Five Minutes With… Ryan Clark, manager financial lines, AIG New Zealand

Five Minutes With… Ryan Clark, manager financial lines, AIG New Zealand | Insurance Business

Five Minutes With… Ryan Clark, manager financial lines, AIG New Zealand
Why did you get into insurance?
Growing up, a friend of our family was an insurance broker – he always drove cool cars and seemed like he had a great job. So after university, I was trawling through various accounting jobs and came across an insurance broking job, which I took. 

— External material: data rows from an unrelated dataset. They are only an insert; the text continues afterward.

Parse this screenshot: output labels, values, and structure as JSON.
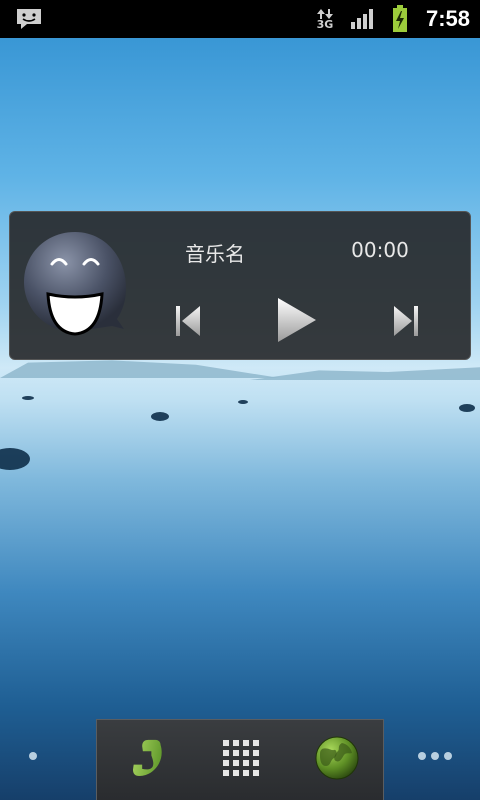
{
  "status_bar": {
    "time": "7:58",
    "network_label": "3G",
    "icons": [
      "message-notification-icon",
      "data-3g-icon",
      "signal-icon",
      "battery-charging-icon"
    ]
  },
  "music_widget": {
    "song_name": "音乐名",
    "time": "00:00",
    "icons": [
      "avatar-smiley-icon",
      "previous-track-icon",
      "play-icon",
      "next-track-icon"
    ]
  },
  "dock": {
    "icons": [
      "phone-icon",
      "app-drawer-icon",
      "browser-globe-icon"
    ]
  },
  "home_pages": {
    "left_indicator": "dot",
    "right_indicator": "dots"
  },
  "colors": {
    "statusbar": "#000000",
    "widget_bg": "#2a2c2f",
    "accent_green": "#8bc34a"
  }
}
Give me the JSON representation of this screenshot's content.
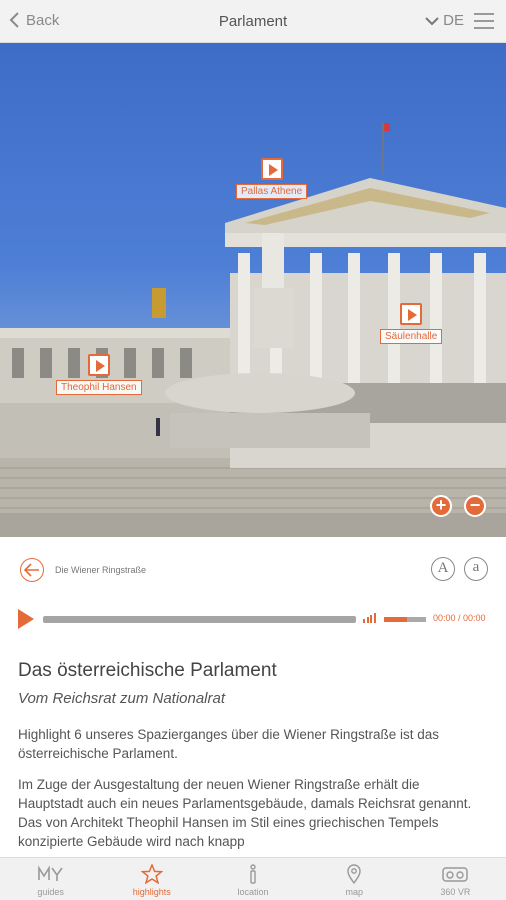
{
  "header": {
    "back_label": "Back",
    "title": "Parlament",
    "language": "DE"
  },
  "hotspots": [
    {
      "label": "Pallas Athene"
    },
    {
      "label": "Säulenhalle"
    },
    {
      "label": "Theophil Hansen"
    }
  ],
  "navigation": {
    "breadcrumb": "Die Wiener Ringstraße",
    "font_larger": "A",
    "font_smaller": "a"
  },
  "player": {
    "time": "00:00 / 00:00",
    "progress": 0,
    "volume": 0.55
  },
  "article": {
    "title": "Das österreichische Parlament",
    "subtitle": "Vom Reichsrat zum Nationalrat",
    "paragraph1": "Highlight 6 unseres Spazierganges über die Wiener Ringstraße ist das österreichische Parlament.",
    "paragraph2": "Im Zuge der Ausgestaltung der neuen Wiener Ringstraße erhält die Hauptstadt auch ein neues Parlamentsgebäude, damals Reichsrat genannt. Das von Architekt Theophil Hansen im Stil eines griechischen Tempels konzipierte Gebäude wird nach knapp"
  },
  "tabs": [
    {
      "label": "guides",
      "icon": "my-guides-icon"
    },
    {
      "label": "highlights",
      "icon": "star-icon",
      "active": true
    },
    {
      "label": "location",
      "icon": "info-icon"
    },
    {
      "label": "map",
      "icon": "map-pin-icon"
    },
    {
      "label": "360 VR",
      "icon": "vr-headset-icon"
    }
  ],
  "colors": {
    "accent": "#e56a3a",
    "sky": "#4677cf"
  }
}
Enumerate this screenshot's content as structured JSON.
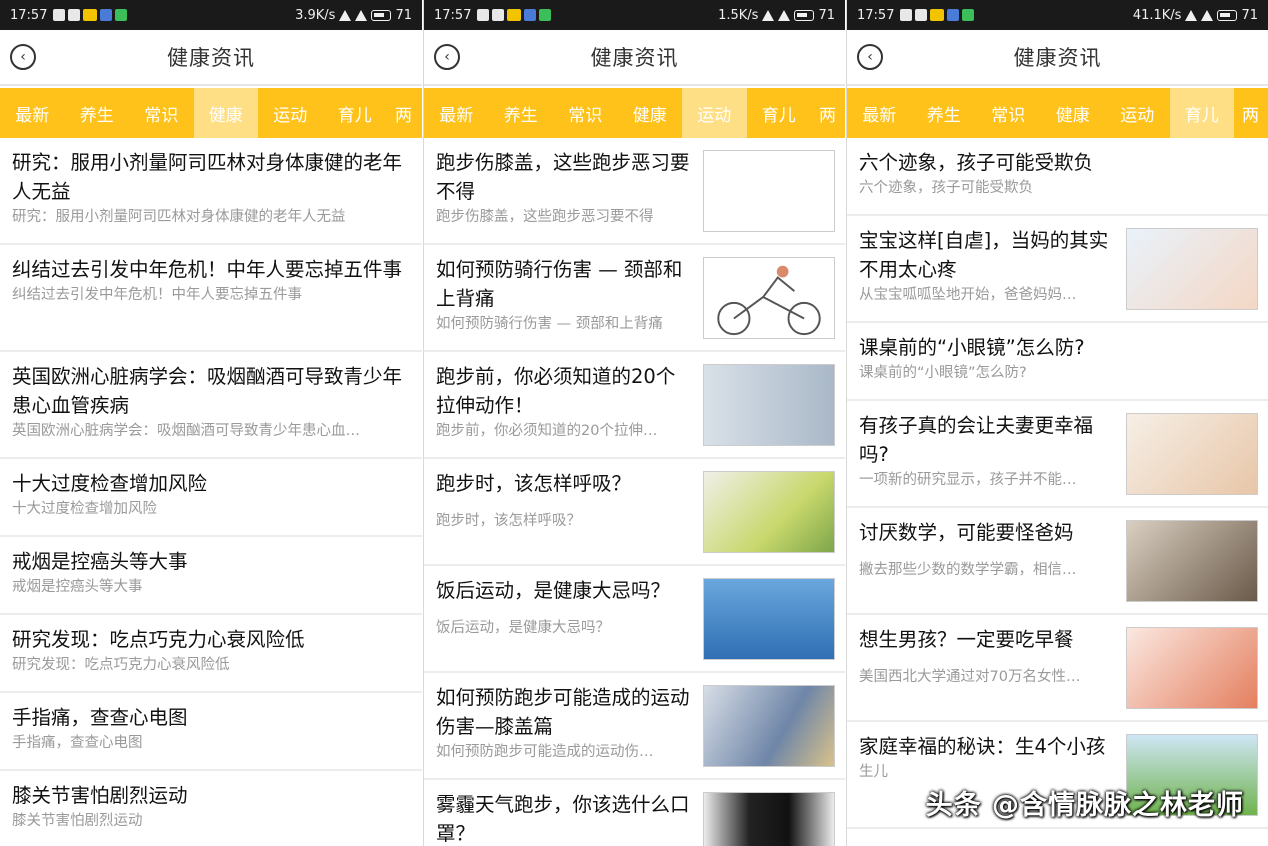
{
  "panels": [
    {
      "status": {
        "time": "17:57",
        "speed": "3.9K/s",
        "battery": "71"
      },
      "header": {
        "title": "健康资讯",
        "back_icon": "‹"
      },
      "tabs": [
        "最新",
        "养生",
        "常识",
        "健康",
        "运动",
        "育儿",
        "两"
      ],
      "active_tab_index": 3,
      "items": [
        {
          "title": "研究：服用小剂量阿司匹林对身体康健的老年人无益",
          "summary": "研究：服用小剂量阿司匹林对身体康健的老年人无益"
        },
        {
          "title": "纠结过去引发中年危机！中年人要忘掉五件事",
          "summary": "纠结过去引发中年危机！中年人要忘掉五件事"
        },
        {
          "title": "英国欧洲心脏病学会：吸烟酗酒可导致青少年患心血管疾病",
          "summary": "英国欧洲心脏病学会：吸烟酗酒可导致青少年患心血…"
        },
        {
          "title": "十大过度检查增加风险",
          "summary": "十大过度检查增加风险"
        },
        {
          "title": "戒烟是控癌头等大事",
          "summary": "戒烟是控癌头等大事"
        },
        {
          "title": "研究发现：吃点巧克力心衰风险低",
          "summary": "研究发现：吃点巧克力心衰风险低"
        },
        {
          "title": "手指痛，查查心电图",
          "summary": "手指痛，查查心电图"
        },
        {
          "title": "膝关节害怕剧烈运动",
          "summary": "膝关节害怕剧烈运动"
        }
      ]
    },
    {
      "status": {
        "time": "17:57",
        "speed": "1.5K/s",
        "battery": "71"
      },
      "header": {
        "title": "健康资讯",
        "back_icon": "‹"
      },
      "tabs": [
        "最新",
        "养生",
        "常识",
        "健康",
        "运动",
        "育儿",
        "两"
      ],
      "active_tab_index": 4,
      "items": [
        {
          "title": "跑步伤膝盖，这些跑步恶习要不得",
          "summary": "跑步伤膝盖，这些跑步恶习要不得",
          "thumb": "blank"
        },
        {
          "title": "如何预防骑行伤害 — 颈部和上背痛",
          "summary": "如何预防骑行伤害 — 颈部和上背痛",
          "thumb": "bike"
        },
        {
          "title": "跑步前，你必须知道的20个拉伸动作！",
          "summary": "跑步前，你必须知道的20个拉伸…",
          "thumb": "stretch"
        },
        {
          "title": "跑步时，该怎样呼吸？",
          "summary": "跑步时，该怎样呼吸？",
          "thumb": "breath"
        },
        {
          "title": "饭后运动，是健康大忌吗？",
          "summary": "饭后运动，是健康大忌吗？",
          "thumb": "thinker"
        },
        {
          "title": "如何预防跑步可能造成的运动伤害—膝盖篇",
          "summary": "如何预防跑步可能造成的运动伤…",
          "thumb": "knee"
        },
        {
          "title": "雾霾天气跑步，你该选什么口罩？",
          "summary": "",
          "thumb": "mask"
        }
      ]
    },
    {
      "status": {
        "time": "17:57",
        "speed": "41.1K/s",
        "battery": "71"
      },
      "header": {
        "title": "健康资讯",
        "back_icon": "‹"
      },
      "tabs": [
        "最新",
        "养生",
        "常识",
        "健康",
        "运动",
        "育儿",
        "两"
      ],
      "active_tab_index": 5,
      "items": [
        {
          "title": "六个迹象，孩子可能受欺负",
          "summary": "六个迹象，孩子可能受欺负"
        },
        {
          "title": "宝宝这样[自虐]，当妈的其实不用太心疼",
          "summary": "从宝宝呱呱坠地开始，爸爸妈妈…",
          "thumb": "baby1"
        },
        {
          "title": "课桌前的“小眼镜”怎么防?",
          "summary": "课桌前的“小眼镜”怎么防?"
        },
        {
          "title": "有孩子真的会让夫妻更幸福吗?",
          "summary": "一项新的研究显示，孩子并不能…",
          "thumb": "girl"
        },
        {
          "title": "讨厌数学，可能要怪爸妈",
          "summary": "撇去那些少数的数学学霸，相信…",
          "thumb": "boy"
        },
        {
          "title": "想生男孩？一定要吃早餐",
          "summary": "美国西北大学通过对70万名女性…",
          "thumb": "preg"
        },
        {
          "title": "家庭幸福的秘诀：生4个小孩",
          "summary": "生儿",
          "thumb": "family"
        }
      ]
    }
  ],
  "watermark": "头条 @含情脉脉之林老师"
}
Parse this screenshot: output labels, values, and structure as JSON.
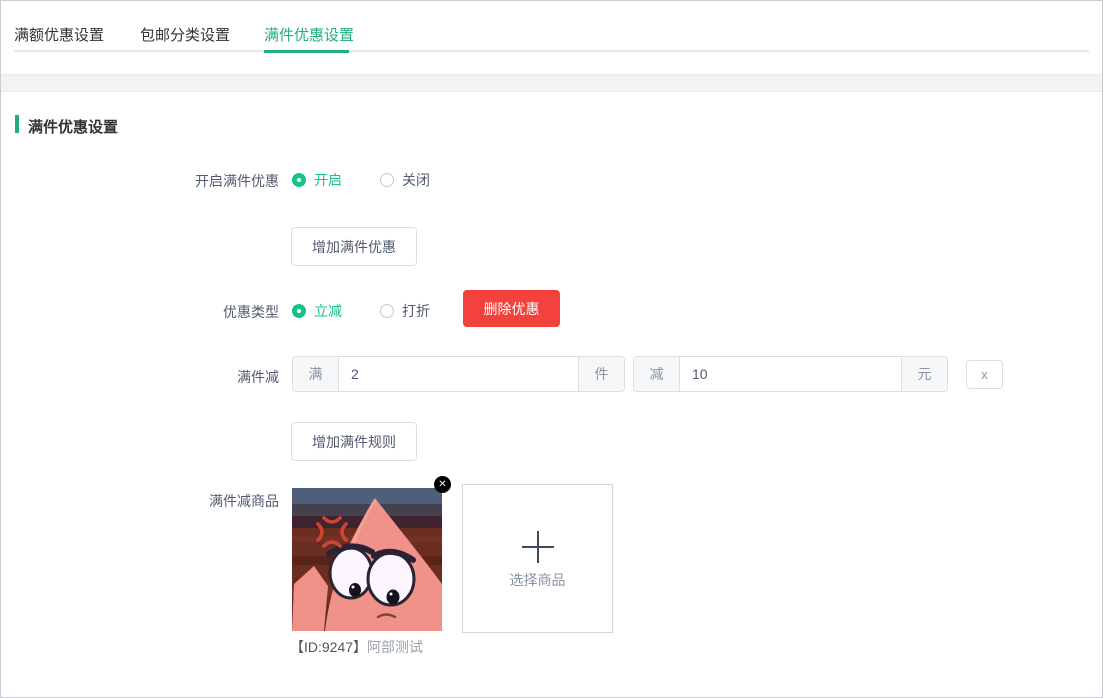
{
  "tabs": [
    {
      "label": "满额优惠设置",
      "active": false
    },
    {
      "label": "包邮分类设置",
      "active": false
    },
    {
      "label": "满件优惠设置",
      "active": true
    }
  ],
  "section": {
    "title": "满件优惠设置"
  },
  "form": {
    "enable": {
      "label": "开启满件优惠",
      "option_on": "开启",
      "option_off": "关闭"
    },
    "add_discount_button": "增加满件优惠",
    "type": {
      "label": "优惠类型",
      "option_reduce": "立减",
      "option_discount": "打折",
      "delete_button": "删除优惠"
    },
    "rule": {
      "label": "满件减",
      "prefix_qty": "满",
      "qty_value": "2",
      "suffix_qty": "件",
      "prefix_amount": "减",
      "amount_value": "10",
      "suffix_amount": "元",
      "remove_button": "x"
    },
    "add_rule_button": "增加满件规则",
    "products": {
      "label": "满件减商品",
      "item": {
        "caption_id": "【ID:9247】",
        "caption_name": "阿部测试"
      },
      "picker_label": "选择商品"
    }
  },
  "icons": {
    "close": "✕"
  },
  "colors": {
    "accent_green": "#23ab83",
    "radio_green": "#17c287",
    "danger_red": "#f3413c",
    "border_gray": "#dcdee2"
  }
}
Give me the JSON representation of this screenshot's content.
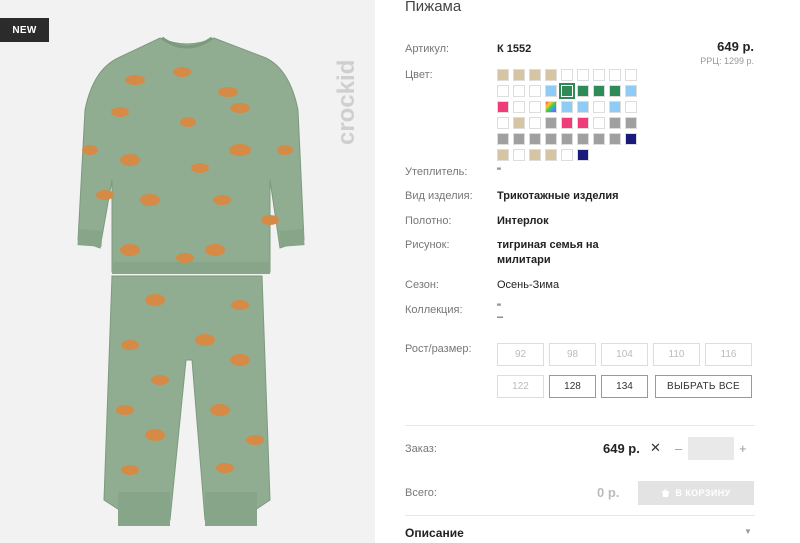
{
  "badge": "NEW",
  "brand": "crockid",
  "product": {
    "title": "Пижама",
    "article_label": "Артикул:",
    "article": "К 1552",
    "price": "649 р.",
    "rrp": "РРЦ: 1299 р.",
    "color_label": "Цвет:",
    "colors": [
      "#d7c4a3",
      "#d7c4a3",
      "#d7c4a3",
      "#d7c4a3",
      "#ffffff",
      "#ffffff",
      "#ffffff",
      "#ffffff",
      "#ffffff",
      "#ffffff",
      "#ffffff",
      "#ffffff",
      "#8ecbf5",
      "#2e8b57",
      "#2e8b57",
      "#2e8b57",
      "#2e8b57",
      "#8ecbf5",
      "#ee3d7a",
      "#ffffff",
      "#ffffff",
      "#rainbow",
      "#8ecbf5",
      "#8ecbf5",
      "#ffffff",
      "#8ecbf5",
      "#ffffff",
      "#ffffff",
      "#d7c4a3",
      "#ffffff",
      "#a0a0a0",
      "#ee3d7a",
      "#ee3d7a",
      "#ffffff",
      "#a0a0a0",
      "#a0a0a0",
      "#a0a0a0",
      "#a0a0a0",
      "#a0a0a0",
      "#a0a0a0",
      "#a0a0a0",
      "#a0a0a0",
      "#a0a0a0",
      "#a0a0a0",
      "#1a1a7a",
      "#d7c4a3",
      "#ffffff",
      "#d7c4a3",
      "#d7c4a3",
      "#ffffff",
      "#1a1a7a"
    ],
    "selected_color_index": 13,
    "insulation_label": "Утеплитель:",
    "insulation": "\"",
    "type_label": "Вид изделия:",
    "type": "Трикотажные изделия",
    "fabric_label": "Полотно:",
    "fabric": "Интерлок",
    "pattern_label": "Рисунок:",
    "pattern_line1": "тигриная семья на",
    "pattern_line2": "милитари",
    "season_label": "Сезон:",
    "season": "Осень-Зима",
    "collection_label": "Коллекция:",
    "collection_line1": "\"",
    "collection_line2": "–",
    "size_label": "Рост/размер:",
    "sizes_row1": [
      "92",
      "98",
      "104",
      "110",
      "116"
    ],
    "sizes_row2": [
      "122",
      "128",
      "134"
    ],
    "select_all": "ВЫБРАТЬ ВСЕ"
  },
  "order": {
    "label": "Заказ:",
    "price": "649 р.",
    "times": "✕",
    "minus": "–",
    "plus": "+",
    "qty": ""
  },
  "total": {
    "label": "Всего:",
    "price": "0 р.",
    "cart_button": "В КОРЗИНУ"
  },
  "description": {
    "label": "Описание",
    "arrow": "▼"
  }
}
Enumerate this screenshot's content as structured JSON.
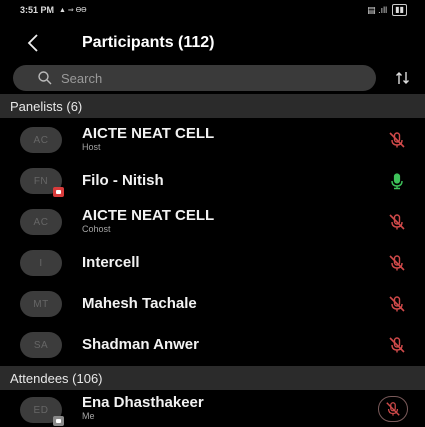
{
  "status_bar": {
    "time": "3:51 PM",
    "left_icons": "• • ",
    "carrier": "→ ƧƧ",
    "right": "▣ .∵.ıll",
    "battery": "▮▮"
  },
  "header": {
    "title": "Participants (112)"
  },
  "search": {
    "placeholder": "Search"
  },
  "sections": {
    "panelists_label": "Panelists (6)",
    "attendees_label": "Attendees (106)"
  },
  "participants": [
    {
      "initials": "AC",
      "name": "AICTE NEAT CELL",
      "role": "Host",
      "mic": "muted",
      "badge": ""
    },
    {
      "initials": "FN",
      "name": "Filo - Nitish",
      "role": "",
      "mic": "on",
      "badge": "red"
    },
    {
      "initials": "AC",
      "name": "AICTE NEAT CELL",
      "role": "Cohost",
      "mic": "muted",
      "badge": ""
    },
    {
      "initials": "I",
      "name": "Intercell",
      "role": "",
      "mic": "muted",
      "badge": ""
    },
    {
      "initials": "MT",
      "name": "Mahesh Tachale",
      "role": "",
      "mic": "muted",
      "badge": ""
    },
    {
      "initials": "SA",
      "name": "Shadman Anwer",
      "role": "",
      "mic": "muted",
      "badge": ""
    }
  ],
  "attendees": [
    {
      "initials": "ED",
      "name": "Ena Dhasthakeer",
      "role": "Me",
      "mic": "muted-circled",
      "badge": "gray"
    }
  ],
  "colors": {
    "background": "#000000",
    "section_bg": "#2b2b2b",
    "search_bg": "#3a3a3a",
    "mic_muted": "#d04a4a",
    "mic_on": "#3ec25a",
    "avatar_bg": "#3c3c3c"
  },
  "icons": {
    "back": "chevron-left-icon",
    "search": "search-icon",
    "sort": "sort-icon",
    "mic_muted": "mic-muted-icon",
    "mic_on": "mic-icon"
  }
}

How would you sum up insurance brokers in three words? 
When I was an insurance broker, the three words I would have used to describe my job were “mum doesn’t understand”.
What’s the strangest thing you’ve ever arranged cover for?
An Enzo Ferrari or a Hummer to drive between the wharf and the insured’s beach house.
How would you change the industry? 
In order to prevent two brokers representing one insured I would remove the use of “authority to quote letters”. Companies should appoint a broker that best suits their requirements and then have that broker seek terms from the market.
What’s the most important thing a broker can do to develop their business?
Find a niche and don’t make price the primary focus. 
What’s the best advice you’ve ever been given?
On your death bed you are not going to wish that you worked longer hours. However I am yet to apply that advice.
If you were Prime Minister for one day, what would you do?
Reverse Section 9 of the Law Reform Act 1936 then probably go fishing and leave the running of the country to my wife!
What has been the highlight of your career?
Working in Lloyd’s of London (pre-GFC) and heading up Financial Lines at AIG in NZ.
What’s your favoured style of coffee?
The style where I don’t have to make it and it comes with bacon and eggs.
Union, league, soccer or other?
Of the options above, it would have to be watching my son’s 5-year-old rugby team, but my personal preference if playing sport would be water sports – boating, fishing, wake-boarding.
If you could invite three people to dinner, dead or alive, and excluding family and friends, who would they be and why?
Why would I invite a dead person to dinner? Otherwise Jacques Cousteau (he is a legend), Arj Barker (for a laugh) and James Hunt (have you not seen the F1 movie Rush?)
Complete this sentence: If I wasn’t in insurance, I would be…
Flying the Westpac Rescue helicopter.